↓↓↓
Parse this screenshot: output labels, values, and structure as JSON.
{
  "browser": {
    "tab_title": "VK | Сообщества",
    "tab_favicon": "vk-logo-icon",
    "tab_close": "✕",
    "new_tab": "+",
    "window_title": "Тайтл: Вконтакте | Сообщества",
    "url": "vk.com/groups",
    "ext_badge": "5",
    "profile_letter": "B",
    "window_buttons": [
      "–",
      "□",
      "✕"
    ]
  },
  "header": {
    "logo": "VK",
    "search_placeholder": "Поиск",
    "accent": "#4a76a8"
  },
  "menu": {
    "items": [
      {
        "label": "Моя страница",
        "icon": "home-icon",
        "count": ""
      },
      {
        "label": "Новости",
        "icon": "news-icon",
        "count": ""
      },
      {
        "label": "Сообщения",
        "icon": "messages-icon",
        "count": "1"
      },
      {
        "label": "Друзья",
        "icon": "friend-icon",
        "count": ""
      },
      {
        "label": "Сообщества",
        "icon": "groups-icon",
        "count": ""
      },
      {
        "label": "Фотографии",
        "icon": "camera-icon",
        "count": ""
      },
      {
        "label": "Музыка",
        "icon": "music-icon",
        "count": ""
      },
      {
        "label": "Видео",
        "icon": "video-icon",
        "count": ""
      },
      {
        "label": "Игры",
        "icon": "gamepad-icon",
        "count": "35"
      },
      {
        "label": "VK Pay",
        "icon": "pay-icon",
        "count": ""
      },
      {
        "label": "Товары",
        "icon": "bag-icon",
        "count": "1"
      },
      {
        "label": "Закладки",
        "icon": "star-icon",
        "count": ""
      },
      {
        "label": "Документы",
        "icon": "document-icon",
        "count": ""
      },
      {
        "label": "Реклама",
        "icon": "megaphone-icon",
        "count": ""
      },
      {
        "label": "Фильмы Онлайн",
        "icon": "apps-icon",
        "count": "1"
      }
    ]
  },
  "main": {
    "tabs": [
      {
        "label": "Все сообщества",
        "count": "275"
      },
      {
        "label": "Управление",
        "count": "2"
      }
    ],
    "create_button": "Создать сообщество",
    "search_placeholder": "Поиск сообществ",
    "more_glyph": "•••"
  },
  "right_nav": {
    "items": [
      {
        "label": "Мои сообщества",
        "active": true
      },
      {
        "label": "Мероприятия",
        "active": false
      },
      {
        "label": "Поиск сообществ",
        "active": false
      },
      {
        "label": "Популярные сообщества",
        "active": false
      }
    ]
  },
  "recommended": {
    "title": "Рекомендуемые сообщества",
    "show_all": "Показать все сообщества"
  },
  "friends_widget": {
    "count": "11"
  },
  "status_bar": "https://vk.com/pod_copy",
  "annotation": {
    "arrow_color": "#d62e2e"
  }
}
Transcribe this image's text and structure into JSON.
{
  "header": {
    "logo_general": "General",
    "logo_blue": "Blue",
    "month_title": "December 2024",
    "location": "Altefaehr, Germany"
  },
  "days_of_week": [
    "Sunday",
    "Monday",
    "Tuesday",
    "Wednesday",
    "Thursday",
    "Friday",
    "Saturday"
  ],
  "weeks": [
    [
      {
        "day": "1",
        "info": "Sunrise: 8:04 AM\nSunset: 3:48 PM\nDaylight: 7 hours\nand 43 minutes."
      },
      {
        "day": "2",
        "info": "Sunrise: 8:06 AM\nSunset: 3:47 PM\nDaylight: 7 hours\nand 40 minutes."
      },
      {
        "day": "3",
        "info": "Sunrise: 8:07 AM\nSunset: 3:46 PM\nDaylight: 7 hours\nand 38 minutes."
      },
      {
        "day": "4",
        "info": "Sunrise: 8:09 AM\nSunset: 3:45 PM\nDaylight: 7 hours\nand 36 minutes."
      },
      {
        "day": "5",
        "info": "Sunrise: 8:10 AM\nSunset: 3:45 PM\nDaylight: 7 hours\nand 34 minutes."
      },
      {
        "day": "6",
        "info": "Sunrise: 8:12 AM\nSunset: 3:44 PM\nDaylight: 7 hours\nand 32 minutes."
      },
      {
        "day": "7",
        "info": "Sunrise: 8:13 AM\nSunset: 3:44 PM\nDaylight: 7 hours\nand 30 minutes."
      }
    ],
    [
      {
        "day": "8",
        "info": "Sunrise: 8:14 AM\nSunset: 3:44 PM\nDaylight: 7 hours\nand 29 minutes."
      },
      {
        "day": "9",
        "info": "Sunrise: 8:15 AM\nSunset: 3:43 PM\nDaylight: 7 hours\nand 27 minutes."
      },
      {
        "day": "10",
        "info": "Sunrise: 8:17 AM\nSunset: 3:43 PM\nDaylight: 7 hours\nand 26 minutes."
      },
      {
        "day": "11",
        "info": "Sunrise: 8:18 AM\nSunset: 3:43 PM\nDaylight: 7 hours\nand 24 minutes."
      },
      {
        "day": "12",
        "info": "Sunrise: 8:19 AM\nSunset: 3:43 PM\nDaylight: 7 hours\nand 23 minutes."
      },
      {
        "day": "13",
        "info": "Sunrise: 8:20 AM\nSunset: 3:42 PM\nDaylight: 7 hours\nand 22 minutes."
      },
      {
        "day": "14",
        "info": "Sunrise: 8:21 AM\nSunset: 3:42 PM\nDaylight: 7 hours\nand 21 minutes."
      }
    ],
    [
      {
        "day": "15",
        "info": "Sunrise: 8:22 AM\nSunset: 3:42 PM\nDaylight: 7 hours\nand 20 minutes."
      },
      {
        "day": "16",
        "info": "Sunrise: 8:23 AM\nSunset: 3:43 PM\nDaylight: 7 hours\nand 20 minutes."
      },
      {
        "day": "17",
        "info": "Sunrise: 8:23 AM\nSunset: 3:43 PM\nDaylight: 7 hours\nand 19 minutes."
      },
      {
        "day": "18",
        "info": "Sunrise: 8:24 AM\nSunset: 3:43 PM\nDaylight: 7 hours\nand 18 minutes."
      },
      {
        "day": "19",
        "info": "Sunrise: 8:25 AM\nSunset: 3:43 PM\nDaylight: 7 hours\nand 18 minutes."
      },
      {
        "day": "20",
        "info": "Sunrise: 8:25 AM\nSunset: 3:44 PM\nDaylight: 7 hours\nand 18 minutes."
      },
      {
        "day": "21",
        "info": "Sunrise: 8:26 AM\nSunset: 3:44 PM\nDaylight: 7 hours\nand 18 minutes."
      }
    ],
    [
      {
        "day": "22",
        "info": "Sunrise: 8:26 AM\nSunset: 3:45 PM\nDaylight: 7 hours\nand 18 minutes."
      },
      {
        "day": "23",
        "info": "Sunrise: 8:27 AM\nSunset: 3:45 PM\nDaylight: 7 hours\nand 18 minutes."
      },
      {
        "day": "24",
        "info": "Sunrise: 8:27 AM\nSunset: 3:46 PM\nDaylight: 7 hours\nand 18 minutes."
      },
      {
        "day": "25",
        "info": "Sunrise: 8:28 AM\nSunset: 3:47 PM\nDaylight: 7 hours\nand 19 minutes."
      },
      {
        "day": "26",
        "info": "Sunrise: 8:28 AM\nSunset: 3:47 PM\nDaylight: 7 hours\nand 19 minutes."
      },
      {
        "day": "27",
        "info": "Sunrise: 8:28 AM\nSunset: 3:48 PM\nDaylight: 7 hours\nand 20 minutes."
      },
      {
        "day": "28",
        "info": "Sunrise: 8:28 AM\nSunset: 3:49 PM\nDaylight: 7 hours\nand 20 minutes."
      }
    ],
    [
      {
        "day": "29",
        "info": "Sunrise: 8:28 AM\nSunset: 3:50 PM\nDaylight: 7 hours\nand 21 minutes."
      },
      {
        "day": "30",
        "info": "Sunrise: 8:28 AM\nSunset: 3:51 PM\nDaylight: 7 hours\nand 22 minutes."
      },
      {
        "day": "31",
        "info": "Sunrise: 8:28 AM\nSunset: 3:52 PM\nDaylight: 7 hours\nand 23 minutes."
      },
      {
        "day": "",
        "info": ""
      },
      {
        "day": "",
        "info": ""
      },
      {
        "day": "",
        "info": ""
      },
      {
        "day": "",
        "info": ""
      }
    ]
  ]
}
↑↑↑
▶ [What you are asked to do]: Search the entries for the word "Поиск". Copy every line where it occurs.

▶ [Problem solution]:
    "search_placeholder": "Поиск",
    "search_placeholder": "Поиск сообществ",
        "label": "Поиск сообществ",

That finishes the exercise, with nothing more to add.